_WHAT YOU NEED TO DO_
Gather every line in the records below that contains the word "JSON".

-- DATA TO EXAMINE follows --

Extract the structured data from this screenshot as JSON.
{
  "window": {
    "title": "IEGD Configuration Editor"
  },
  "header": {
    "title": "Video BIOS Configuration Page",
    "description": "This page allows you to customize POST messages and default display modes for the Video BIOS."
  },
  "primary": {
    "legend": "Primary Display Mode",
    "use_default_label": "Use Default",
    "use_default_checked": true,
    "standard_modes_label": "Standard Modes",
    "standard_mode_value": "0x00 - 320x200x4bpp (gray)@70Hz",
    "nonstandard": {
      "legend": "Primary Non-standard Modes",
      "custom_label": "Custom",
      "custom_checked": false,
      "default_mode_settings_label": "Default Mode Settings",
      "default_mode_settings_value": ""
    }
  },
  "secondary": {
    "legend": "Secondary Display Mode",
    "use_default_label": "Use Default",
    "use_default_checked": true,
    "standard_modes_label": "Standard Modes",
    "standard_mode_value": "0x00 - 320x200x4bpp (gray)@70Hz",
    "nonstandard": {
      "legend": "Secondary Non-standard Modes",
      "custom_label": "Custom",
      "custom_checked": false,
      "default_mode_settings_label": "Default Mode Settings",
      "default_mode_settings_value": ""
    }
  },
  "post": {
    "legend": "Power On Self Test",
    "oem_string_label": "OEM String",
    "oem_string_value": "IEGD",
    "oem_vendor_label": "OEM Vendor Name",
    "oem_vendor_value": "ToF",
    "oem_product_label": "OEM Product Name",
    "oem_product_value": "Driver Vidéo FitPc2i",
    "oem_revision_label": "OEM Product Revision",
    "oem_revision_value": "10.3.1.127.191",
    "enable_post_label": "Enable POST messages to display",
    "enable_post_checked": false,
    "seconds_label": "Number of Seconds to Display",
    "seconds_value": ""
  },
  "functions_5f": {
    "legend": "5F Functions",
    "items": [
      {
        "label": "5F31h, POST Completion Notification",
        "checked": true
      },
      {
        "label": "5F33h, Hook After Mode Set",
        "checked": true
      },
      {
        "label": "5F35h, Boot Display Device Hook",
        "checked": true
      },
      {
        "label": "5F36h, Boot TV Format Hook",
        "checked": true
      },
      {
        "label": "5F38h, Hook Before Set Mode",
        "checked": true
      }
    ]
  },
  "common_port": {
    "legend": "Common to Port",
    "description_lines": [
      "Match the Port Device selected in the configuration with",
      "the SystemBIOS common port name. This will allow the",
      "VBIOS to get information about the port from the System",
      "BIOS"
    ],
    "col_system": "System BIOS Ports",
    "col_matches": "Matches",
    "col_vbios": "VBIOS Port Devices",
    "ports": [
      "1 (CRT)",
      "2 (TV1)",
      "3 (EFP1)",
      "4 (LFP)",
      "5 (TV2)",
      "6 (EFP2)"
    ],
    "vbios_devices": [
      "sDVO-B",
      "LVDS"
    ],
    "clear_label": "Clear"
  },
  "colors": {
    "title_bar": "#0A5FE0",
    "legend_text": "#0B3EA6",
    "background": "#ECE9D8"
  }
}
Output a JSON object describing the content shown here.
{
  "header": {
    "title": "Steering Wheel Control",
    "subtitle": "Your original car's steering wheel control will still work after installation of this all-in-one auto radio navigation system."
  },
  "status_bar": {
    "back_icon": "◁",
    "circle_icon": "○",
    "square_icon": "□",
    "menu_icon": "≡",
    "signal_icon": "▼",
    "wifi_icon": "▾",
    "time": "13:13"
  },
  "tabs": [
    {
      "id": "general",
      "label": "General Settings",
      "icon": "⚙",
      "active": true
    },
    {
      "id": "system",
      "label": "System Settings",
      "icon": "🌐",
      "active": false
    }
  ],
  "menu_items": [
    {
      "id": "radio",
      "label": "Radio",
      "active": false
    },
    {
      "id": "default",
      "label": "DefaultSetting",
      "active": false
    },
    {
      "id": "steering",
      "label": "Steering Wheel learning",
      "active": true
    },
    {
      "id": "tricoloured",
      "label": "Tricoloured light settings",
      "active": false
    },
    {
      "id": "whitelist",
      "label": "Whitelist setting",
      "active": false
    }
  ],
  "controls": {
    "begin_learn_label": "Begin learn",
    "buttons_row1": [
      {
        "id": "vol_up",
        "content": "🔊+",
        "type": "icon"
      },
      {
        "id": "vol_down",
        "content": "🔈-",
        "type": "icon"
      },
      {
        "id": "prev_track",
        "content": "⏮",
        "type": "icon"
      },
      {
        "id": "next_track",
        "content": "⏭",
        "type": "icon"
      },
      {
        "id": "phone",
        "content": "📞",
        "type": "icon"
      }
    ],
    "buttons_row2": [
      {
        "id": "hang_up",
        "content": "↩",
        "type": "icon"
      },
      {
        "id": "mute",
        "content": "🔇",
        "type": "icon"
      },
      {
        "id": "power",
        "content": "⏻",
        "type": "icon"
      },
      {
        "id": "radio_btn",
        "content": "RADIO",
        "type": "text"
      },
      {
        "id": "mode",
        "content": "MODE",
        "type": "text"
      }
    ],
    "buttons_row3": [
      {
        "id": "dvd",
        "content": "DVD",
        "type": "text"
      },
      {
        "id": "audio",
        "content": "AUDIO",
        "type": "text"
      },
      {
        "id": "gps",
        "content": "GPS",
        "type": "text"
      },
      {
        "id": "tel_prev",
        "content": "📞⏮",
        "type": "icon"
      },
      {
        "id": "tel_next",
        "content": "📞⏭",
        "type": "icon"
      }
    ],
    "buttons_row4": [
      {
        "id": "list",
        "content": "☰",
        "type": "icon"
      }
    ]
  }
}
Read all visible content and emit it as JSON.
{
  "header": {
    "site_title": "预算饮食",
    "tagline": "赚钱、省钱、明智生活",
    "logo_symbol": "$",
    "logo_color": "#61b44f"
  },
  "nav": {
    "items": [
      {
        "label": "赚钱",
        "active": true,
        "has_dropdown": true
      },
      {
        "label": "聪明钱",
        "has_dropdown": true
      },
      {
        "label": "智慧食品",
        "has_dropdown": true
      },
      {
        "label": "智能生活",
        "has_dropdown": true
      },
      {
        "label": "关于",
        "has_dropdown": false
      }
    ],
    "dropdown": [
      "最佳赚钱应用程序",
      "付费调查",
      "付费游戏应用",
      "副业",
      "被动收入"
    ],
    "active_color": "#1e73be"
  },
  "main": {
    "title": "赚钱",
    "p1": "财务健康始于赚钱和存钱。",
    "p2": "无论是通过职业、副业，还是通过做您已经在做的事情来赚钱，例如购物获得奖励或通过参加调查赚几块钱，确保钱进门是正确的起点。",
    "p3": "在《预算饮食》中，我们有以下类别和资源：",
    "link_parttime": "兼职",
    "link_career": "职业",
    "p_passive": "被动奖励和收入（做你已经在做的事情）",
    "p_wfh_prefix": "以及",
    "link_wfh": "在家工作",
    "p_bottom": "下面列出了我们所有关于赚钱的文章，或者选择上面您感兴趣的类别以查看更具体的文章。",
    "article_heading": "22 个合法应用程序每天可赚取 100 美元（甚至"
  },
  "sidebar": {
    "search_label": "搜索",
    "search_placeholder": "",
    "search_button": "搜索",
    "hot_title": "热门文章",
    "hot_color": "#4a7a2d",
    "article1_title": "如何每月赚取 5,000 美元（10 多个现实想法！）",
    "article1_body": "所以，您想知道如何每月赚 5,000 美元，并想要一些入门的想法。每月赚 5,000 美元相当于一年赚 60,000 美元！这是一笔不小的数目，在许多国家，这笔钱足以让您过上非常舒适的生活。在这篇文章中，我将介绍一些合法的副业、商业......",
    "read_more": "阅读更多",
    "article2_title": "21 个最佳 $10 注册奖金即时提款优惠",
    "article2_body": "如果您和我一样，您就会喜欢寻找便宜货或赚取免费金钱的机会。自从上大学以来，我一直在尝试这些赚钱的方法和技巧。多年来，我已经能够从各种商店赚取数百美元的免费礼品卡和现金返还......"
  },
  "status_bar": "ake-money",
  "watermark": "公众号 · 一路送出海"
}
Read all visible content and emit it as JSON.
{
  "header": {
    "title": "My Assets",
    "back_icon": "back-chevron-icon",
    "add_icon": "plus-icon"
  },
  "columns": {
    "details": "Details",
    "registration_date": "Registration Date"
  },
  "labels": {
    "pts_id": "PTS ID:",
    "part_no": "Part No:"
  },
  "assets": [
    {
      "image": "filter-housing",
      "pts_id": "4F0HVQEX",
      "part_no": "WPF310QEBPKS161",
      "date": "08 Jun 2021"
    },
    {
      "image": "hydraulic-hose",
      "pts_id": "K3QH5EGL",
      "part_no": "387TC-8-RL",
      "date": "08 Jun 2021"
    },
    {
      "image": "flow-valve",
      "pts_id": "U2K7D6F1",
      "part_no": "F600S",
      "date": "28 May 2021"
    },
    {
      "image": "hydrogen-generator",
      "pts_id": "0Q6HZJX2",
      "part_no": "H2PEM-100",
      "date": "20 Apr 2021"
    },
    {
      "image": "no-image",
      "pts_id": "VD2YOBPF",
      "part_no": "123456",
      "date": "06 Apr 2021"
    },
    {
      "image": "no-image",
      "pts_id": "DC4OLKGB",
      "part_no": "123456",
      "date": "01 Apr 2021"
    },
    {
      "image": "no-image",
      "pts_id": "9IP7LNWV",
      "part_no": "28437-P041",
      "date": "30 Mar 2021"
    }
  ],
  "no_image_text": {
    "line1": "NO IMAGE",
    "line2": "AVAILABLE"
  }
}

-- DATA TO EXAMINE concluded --

_ANSWER BELOW_
Extract the structured data from this screenshot as JSON.
Output a JSON object describing the content shown here.
Read all visible content and emit it as JSON.
Read all visible content and emit it as JSON.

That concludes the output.